• _WORK REQUEST_:
Without the images, write out the whole listing exactly.

• _RECORD SET_:
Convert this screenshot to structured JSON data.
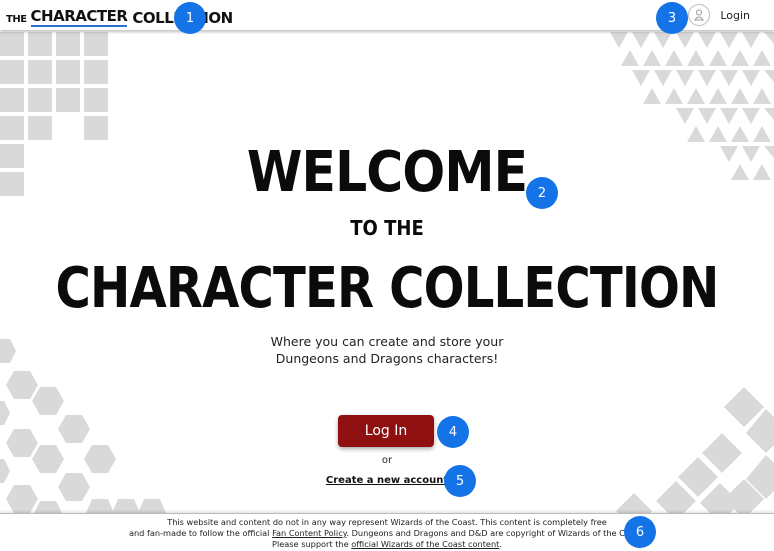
{
  "header": {
    "brand_the": "THE",
    "brand_character": "CHARACTER",
    "brand_collection": "COLLECTION",
    "login_label": "Login",
    "avatar_icon": "user-avatar-icon"
  },
  "hero": {
    "welcome": "WELCOME",
    "to_the": "TO THE",
    "collection_title": "CHARACTER COLLECTION",
    "tagline_line1": "Where you can create and store your",
    "tagline_line2": "Dungeons and Dragons characters!"
  },
  "actions": {
    "login_button": "Log In",
    "or_text": "or",
    "create_account": "Create a new account"
  },
  "footer": {
    "line1": "This website and content do not in any way represent Wizards of the Coast. This content is completely free",
    "line2_a": "and fan-made to follow the official ",
    "fan_content_policy": "Fan Content Policy",
    "line2_b": ". Dungeons and Dragons and D&D are copyright of Wizards of the Coast.",
    "line3_a": "Please support the ",
    "wotc_link": "official Wizards of the Coast content",
    "line3_b": "."
  },
  "markers": [
    "1",
    "2",
    "3",
    "4",
    "5",
    "6"
  ],
  "colors": {
    "button": "#8e1010",
    "brand_underline": "#2f6fd0",
    "marker": "#1473e6",
    "deco": "#d9d9d9"
  }
}
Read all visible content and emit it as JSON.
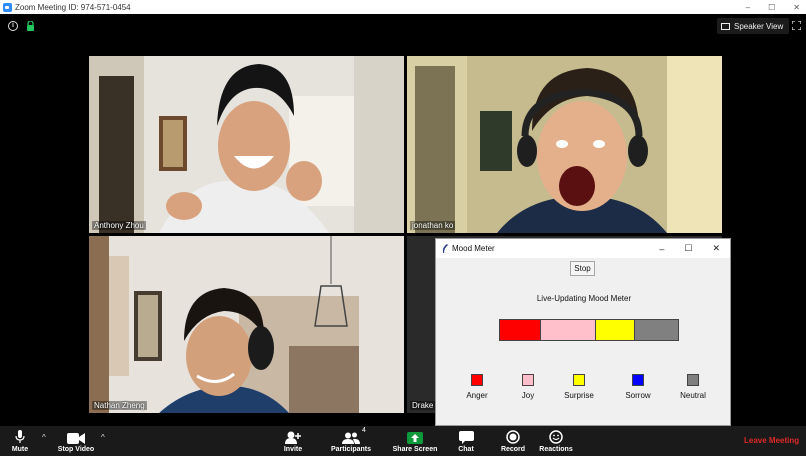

• _EXPECTED ANSWER_:
Convert this screenshot to structured JSON data.
{
  "header": {
    "brand_the": "THE",
    "brand_character": "CHARACTER",
    "brand_collection": "COLLECTION",
    "login_label": "Login",
    "avatar_icon": "user-avatar-icon"
  },
  "hero": {
    "welcome": "WELCOME",
    "to_the": "TO THE",
    "collection_title": "CHARACTER COLLECTION",
    "tagline_line1": "Where you can create and store your",
    "tagline_line2": "Dungeons and Dragons characters!"
  },
  "actions": {
    "login_button": "Log In",
    "or_text": "or",
    "create_account": "Create a new account"
  },
  "footer": {
    "line1": "This website and content do not in any way represent Wizards of the Coast. This content is completely free",
    "line2_a": "and fan-made to follow the official ",
    "fan_content_policy": "Fan Content Policy",
    "line2_b": ". Dungeons and Dragons and D&D are copyright of Wizards of the Coast.",
    "line3_a": "Please support the ",
    "wotc_link": "official Wizards of the Coast content",
    "line3_b": "."
  },
  "markers": [
    "1",
    "2",
    "3",
    "4",
    "5",
    "6"
  ],
  "colors": {
    "button": "#8e1010",
    "brand_underline": "#2f6fd0",
    "marker": "#1473e6",
    "deco": "#d9d9d9"
  }
}
Read all visible content and emit it as JSON.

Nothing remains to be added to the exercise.